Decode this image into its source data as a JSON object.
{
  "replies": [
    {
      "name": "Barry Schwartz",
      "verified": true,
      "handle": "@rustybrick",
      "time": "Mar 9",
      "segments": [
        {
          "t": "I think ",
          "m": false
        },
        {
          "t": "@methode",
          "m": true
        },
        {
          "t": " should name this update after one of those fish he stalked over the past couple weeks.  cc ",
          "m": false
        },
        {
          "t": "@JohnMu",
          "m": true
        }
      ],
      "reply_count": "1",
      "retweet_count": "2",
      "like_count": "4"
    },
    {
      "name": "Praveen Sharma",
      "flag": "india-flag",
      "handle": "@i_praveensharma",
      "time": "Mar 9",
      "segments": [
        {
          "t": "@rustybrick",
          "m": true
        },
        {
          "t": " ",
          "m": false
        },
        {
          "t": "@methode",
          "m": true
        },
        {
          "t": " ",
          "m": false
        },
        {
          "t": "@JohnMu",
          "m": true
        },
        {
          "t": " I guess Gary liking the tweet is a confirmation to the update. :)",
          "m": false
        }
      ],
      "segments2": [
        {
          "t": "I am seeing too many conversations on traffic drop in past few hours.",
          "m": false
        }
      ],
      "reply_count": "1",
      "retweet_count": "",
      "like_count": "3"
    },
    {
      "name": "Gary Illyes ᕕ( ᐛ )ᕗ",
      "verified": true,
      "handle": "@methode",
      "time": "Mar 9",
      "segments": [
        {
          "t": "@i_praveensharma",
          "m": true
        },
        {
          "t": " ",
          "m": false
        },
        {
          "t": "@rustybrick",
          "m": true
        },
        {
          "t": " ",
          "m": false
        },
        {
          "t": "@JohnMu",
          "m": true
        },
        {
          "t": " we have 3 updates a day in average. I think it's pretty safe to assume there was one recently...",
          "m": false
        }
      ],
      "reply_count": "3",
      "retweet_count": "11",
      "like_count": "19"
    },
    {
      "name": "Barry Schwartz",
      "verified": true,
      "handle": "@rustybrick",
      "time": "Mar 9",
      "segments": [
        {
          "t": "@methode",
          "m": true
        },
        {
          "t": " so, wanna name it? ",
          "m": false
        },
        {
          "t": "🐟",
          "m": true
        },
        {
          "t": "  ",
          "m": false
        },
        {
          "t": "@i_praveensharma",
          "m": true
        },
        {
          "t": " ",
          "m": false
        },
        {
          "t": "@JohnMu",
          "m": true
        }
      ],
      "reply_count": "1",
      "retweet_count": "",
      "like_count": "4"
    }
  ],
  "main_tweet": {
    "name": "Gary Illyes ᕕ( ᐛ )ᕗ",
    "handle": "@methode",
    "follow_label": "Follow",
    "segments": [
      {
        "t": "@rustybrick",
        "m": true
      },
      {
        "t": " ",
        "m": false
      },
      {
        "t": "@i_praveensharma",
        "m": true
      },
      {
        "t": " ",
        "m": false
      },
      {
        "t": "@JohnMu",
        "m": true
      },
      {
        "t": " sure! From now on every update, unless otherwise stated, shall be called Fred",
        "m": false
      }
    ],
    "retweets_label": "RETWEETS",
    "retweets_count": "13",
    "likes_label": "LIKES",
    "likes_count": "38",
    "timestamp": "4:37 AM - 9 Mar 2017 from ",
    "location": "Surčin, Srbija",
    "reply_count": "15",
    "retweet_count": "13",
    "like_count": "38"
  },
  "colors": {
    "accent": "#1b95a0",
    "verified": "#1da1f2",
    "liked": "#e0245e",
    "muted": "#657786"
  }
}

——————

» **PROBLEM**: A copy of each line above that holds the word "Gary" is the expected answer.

» **SOLUTION TO THIS TASK**:
          "t": " I guess Gary liking the tweet is a confirmation to the update. :)",
      "name": "Gary Illyes ᕕ( ᐛ )ᕗ",
    "name": "Gary Illyes ᕕ( ᐛ )ᕗ",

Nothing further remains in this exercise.